Gender equality and women's empowerment play a vital role in achieving the Sustainable Development Goals (SDGs) outlined by the United Nations. Acknowledging the significance of SDG 5, which explicitly targets gender equality and the empowerment of all women and girls, it's worth noting that these elements are fundamentally tied to all 17 goals. Each goal, whether it pertains to poverty eradication, quality education, or climate action, is directly or indirectly affected by gender dynamics. Gender inequality inhibits economic growth (SDG 8) by depriving economies of the full potential of half its population, thereby exacerbating poverty (SDG 1) and hunger (SDG 2). Additionally, gender-based discrimination can limit access to quality education (SDG 4) and decent work (SDG 8) for women and girls, further perpetuating inequality. In health matters, gender roles and stereotypes often result in disparities in healthcare access and outcomes (SDG 3). With respect to environmental sustainability (SDGs 13, 14, and 15), women, particularly those in rural areas, bear the brunt of climate change impacts, but they also hold unique knowledge and skills crucial for mitigation and adaptation strategies. Likewise, women's underrepresentation in decision-making roles limits their influence on peace and justice (SDG 16) and partnerships for goals (SDG 17). Thus, achieving gender equality isn't only about justice for women and girls, but also about progress on every SDG. Women's empowerment creates a multiplier effect that boosts economic growth and promotes sustainable development, thereby setting a direct path towards achieving the SDGs. Encouragingly, concerted efforts worldwide are recognizing and amplifying women's roles in society, placing gender equality and women's empowerment at the heart of the SDGs. Such advancements signify a positive stride towards a balanced and equitable world.

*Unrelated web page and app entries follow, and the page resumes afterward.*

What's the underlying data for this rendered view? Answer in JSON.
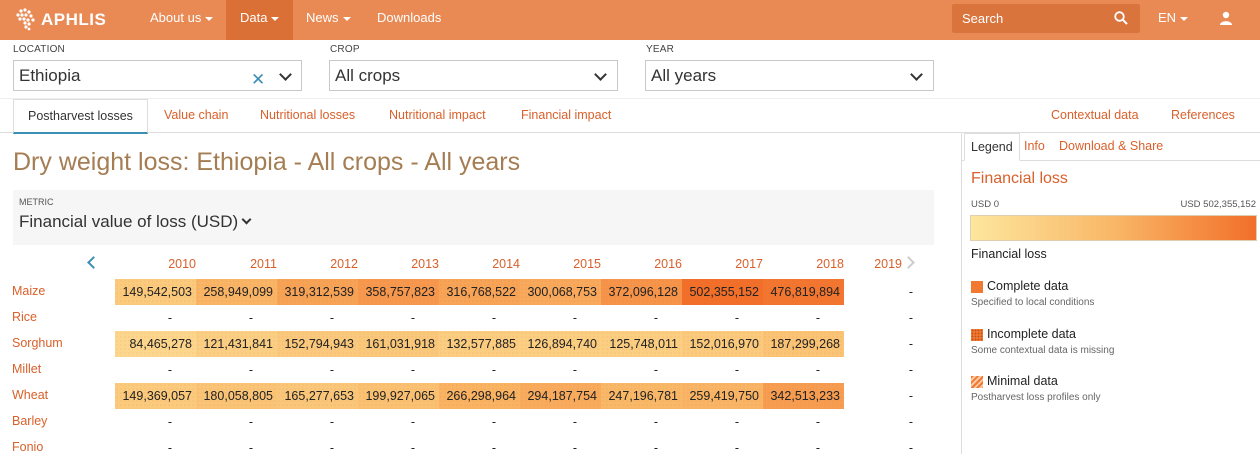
{
  "brand": {
    "name": "APHLIS"
  },
  "nav": {
    "items": [
      {
        "label": "About us",
        "dropdown": true
      },
      {
        "label": "Data",
        "dropdown": true,
        "active": true
      },
      {
        "label": "News",
        "dropdown": true
      },
      {
        "label": "Downloads",
        "dropdown": false
      }
    ],
    "search_placeholder": "Search",
    "language": "EN"
  },
  "filters": {
    "location": {
      "label": "LOCATION",
      "value": "Ethiopia"
    },
    "crop": {
      "label": "CROP",
      "value": "All crops"
    },
    "year": {
      "label": "YEAR",
      "value": "All years"
    }
  },
  "tabs": {
    "left": [
      "Postharvest losses",
      "Value chain",
      "Nutritional losses",
      "Nutritional impact",
      "Financial impact"
    ],
    "right": [
      "Contextual data",
      "References"
    ]
  },
  "main": {
    "title": "Dry weight loss: Ethiopia - All crops - All years",
    "metric_label": "METRIC",
    "metric_value": "Financial value of loss (USD)"
  },
  "table": {
    "years": [
      "2010",
      "2011",
      "2012",
      "2013",
      "2014",
      "2015",
      "2016",
      "2017",
      "2018",
      "2019"
    ],
    "rows": [
      {
        "crop": "Maize",
        "values": [
          "149,542,503",
          "258,949,099",
          "319,312,539",
          "358,757,823",
          "316,768,522",
          "300,068,753",
          "372,096,128",
          "502,355,152",
          "476,819,894",
          "-"
        ],
        "raw": [
          149542503,
          258949099,
          319312539,
          358757823,
          316768522,
          300068753,
          372096128,
          502355152,
          476819894,
          null
        ]
      },
      {
        "crop": "Rice",
        "values": [
          "-",
          "-",
          "-",
          "-",
          "-",
          "-",
          "-",
          "-",
          "-",
          "-"
        ],
        "raw": [
          null,
          null,
          null,
          null,
          null,
          null,
          null,
          null,
          null,
          null
        ]
      },
      {
        "crop": "Sorghum",
        "values": [
          "84,465,278",
          "121,431,841",
          "152,794,943",
          "161,031,918",
          "132,577,885",
          "126,894,740",
          "125,748,011",
          "152,016,970",
          "187,299,268",
          "-"
        ],
        "raw": [
          84465278,
          121431841,
          152794943,
          161031918,
          132577885,
          126894740,
          125748011,
          152016970,
          187299268,
          null
        ]
      },
      {
        "crop": "Millet",
        "values": [
          "-",
          "-",
          "-",
          "-",
          "-",
          "-",
          "-",
          "-",
          "-",
          "-"
        ],
        "raw": [
          null,
          null,
          null,
          null,
          null,
          null,
          null,
          null,
          null,
          null
        ]
      },
      {
        "crop": "Wheat",
        "values": [
          "149,369,057",
          "180,058,805",
          "165,277,653",
          "199,927,065",
          "266,298,964",
          "294,187,754",
          "247,196,781",
          "259,419,750",
          "342,513,233",
          "-"
        ],
        "raw": [
          149369057,
          180058805,
          165277653,
          199927065,
          266298964,
          294187754,
          247196781,
          259419750,
          342513233,
          null
        ]
      },
      {
        "crop": "Barley",
        "values": [
          "-",
          "-",
          "-",
          "-",
          "-",
          "-",
          "-",
          "-",
          "-",
          "-"
        ],
        "raw": [
          null,
          null,
          null,
          null,
          null,
          null,
          null,
          null,
          null,
          null
        ]
      },
      {
        "crop": "Fonio",
        "values": [
          "-",
          "-",
          "-",
          "-",
          "-",
          "-",
          "-",
          "-",
          "-",
          "-"
        ],
        "raw": [
          null,
          null,
          null,
          null,
          null,
          null,
          null,
          null,
          null,
          null
        ]
      }
    ],
    "scale_min": 0,
    "scale_max": 502355152
  },
  "legend": {
    "tabs": [
      "Legend",
      "Info",
      "Download & Share"
    ],
    "title": "Financial loss",
    "scale_low": "USD 0",
    "scale_high": "USD 502,355,152",
    "scale_caption": "Financial loss",
    "colors": {
      "low": "#fde69e",
      "mid": "#f9b767",
      "high": "#f26f2a"
    },
    "keys": [
      {
        "title": "Complete data",
        "subtitle": "Specified to local conditions",
        "pattern": "solid"
      },
      {
        "title": "Incomplete data",
        "subtitle": "Some contextual data is missing",
        "pattern": "dots"
      },
      {
        "title": "Minimal data",
        "subtitle": "Postharvest loss profiles only",
        "pattern": "stripes"
      }
    ]
  }
}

To adequately address gendered issues of sexual harassment, wage gaps, and leadership inequities, medical institutions must interrogate medical education. Feminist theories can help to understand how power operates within our classrooms and at the bedside.